> **TASK**: Copy every line from the records below that carries the word "JSON".

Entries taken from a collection
----

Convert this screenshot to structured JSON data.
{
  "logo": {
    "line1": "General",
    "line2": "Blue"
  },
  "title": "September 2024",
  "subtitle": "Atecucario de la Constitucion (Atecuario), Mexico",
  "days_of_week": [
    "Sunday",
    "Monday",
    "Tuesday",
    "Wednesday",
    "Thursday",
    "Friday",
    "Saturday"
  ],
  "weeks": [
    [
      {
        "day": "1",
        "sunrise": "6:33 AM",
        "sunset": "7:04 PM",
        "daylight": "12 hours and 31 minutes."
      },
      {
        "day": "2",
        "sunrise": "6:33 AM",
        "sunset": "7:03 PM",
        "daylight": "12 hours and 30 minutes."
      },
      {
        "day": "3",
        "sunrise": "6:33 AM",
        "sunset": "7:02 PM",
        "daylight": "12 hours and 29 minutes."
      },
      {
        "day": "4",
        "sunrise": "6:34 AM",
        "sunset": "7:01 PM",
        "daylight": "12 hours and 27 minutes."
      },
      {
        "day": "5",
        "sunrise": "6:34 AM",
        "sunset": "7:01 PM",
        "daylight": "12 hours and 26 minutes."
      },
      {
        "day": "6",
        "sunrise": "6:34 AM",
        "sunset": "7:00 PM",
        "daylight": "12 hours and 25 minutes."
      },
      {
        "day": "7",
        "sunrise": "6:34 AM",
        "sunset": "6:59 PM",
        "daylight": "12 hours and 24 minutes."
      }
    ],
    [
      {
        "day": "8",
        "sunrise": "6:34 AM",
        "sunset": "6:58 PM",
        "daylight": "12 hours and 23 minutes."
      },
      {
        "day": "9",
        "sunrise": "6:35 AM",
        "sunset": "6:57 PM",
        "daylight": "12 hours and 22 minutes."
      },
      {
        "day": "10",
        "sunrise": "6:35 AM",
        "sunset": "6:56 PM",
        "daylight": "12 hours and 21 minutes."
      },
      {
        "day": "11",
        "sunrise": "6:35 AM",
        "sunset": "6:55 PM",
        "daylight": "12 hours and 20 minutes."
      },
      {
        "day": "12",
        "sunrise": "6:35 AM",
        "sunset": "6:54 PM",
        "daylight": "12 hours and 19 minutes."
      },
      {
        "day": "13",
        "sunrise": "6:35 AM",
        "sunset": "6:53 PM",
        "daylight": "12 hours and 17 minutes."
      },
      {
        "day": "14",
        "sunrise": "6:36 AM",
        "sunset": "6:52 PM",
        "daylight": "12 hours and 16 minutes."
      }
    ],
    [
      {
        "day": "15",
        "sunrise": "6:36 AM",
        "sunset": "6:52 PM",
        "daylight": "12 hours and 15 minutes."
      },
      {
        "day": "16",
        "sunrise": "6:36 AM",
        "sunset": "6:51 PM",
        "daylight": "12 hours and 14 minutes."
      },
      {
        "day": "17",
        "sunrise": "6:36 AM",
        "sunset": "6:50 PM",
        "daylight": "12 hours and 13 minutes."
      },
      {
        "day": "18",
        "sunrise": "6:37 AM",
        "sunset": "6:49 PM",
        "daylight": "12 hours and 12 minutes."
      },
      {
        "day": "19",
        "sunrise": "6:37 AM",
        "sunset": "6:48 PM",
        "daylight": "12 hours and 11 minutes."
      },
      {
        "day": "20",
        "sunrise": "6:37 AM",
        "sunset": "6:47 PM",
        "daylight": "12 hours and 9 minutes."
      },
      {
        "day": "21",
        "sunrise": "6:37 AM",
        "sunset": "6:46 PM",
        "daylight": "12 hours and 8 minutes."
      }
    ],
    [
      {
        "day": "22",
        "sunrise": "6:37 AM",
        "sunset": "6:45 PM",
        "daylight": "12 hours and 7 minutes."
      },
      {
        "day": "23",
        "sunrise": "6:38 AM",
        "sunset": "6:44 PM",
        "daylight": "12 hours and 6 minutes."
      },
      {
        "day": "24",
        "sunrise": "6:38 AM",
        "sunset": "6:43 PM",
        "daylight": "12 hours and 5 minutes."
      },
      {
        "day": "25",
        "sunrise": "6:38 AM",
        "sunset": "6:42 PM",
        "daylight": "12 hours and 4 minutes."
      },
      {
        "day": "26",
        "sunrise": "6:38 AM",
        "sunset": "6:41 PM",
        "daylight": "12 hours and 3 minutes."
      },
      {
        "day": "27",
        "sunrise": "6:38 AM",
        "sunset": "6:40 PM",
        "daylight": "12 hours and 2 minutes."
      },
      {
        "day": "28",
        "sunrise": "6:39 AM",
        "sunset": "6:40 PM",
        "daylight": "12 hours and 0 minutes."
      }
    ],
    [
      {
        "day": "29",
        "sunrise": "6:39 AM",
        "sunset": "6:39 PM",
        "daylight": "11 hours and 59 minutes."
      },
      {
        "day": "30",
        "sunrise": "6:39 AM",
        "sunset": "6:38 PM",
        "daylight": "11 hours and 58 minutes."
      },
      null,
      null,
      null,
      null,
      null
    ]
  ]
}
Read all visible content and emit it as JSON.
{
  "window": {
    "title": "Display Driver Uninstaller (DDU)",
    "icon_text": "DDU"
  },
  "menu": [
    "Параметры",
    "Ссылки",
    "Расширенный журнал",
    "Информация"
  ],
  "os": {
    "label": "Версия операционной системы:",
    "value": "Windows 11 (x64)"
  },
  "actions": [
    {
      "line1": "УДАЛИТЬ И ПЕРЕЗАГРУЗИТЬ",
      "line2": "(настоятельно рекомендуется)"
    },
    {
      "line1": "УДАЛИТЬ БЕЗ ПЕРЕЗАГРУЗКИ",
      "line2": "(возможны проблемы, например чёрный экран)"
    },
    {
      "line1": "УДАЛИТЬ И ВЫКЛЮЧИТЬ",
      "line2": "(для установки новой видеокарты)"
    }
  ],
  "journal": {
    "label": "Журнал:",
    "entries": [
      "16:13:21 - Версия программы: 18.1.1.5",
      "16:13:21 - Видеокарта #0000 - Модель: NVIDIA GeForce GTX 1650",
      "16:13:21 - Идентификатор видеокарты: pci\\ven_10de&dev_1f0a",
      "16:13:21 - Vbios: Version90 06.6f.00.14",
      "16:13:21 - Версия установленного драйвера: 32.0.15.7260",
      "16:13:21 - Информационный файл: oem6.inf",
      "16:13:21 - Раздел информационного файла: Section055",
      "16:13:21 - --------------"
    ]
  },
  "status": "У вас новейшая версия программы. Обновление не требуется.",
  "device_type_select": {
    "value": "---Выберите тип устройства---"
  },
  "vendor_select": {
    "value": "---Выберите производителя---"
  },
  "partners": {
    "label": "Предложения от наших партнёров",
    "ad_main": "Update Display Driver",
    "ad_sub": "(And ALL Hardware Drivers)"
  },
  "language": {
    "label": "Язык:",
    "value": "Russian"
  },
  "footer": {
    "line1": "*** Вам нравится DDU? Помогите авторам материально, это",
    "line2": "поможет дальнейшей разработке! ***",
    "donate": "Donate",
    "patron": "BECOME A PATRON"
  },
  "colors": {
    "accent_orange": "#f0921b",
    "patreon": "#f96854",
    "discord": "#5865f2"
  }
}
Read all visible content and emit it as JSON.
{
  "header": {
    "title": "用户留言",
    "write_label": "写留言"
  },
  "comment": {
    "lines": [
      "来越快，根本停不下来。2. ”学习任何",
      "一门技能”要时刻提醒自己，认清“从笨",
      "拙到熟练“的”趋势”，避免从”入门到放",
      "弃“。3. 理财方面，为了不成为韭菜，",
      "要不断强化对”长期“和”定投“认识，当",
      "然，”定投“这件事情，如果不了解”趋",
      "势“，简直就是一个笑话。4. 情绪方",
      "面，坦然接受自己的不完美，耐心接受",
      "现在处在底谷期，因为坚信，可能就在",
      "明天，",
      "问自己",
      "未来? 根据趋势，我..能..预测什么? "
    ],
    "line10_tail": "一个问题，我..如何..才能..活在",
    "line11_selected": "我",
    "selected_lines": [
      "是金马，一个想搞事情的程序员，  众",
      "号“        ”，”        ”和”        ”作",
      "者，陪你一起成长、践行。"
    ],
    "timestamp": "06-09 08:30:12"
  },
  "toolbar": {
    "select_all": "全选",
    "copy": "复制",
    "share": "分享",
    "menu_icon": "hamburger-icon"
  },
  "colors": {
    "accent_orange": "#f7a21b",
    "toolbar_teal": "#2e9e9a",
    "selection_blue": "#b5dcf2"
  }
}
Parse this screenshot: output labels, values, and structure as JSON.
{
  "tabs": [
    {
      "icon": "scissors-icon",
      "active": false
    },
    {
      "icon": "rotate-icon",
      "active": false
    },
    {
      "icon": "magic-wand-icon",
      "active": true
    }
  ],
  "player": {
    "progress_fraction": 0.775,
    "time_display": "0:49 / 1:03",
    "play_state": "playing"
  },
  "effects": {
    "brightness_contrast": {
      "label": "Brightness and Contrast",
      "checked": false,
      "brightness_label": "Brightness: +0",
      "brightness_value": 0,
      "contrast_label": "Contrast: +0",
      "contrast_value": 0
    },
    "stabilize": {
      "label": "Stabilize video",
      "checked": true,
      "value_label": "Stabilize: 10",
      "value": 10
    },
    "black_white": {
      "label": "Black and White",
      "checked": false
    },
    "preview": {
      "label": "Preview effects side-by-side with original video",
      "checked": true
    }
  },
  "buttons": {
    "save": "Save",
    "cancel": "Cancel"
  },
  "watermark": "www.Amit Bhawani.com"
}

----

> **COMPLETED EXERCISE**:
Convert this screenshot to structured JSON data.
Read all visible content and emit it as JSON.
Read all visible content and emit it as JSON.
Parse this screenshot: output labels, values, and structure as JSON.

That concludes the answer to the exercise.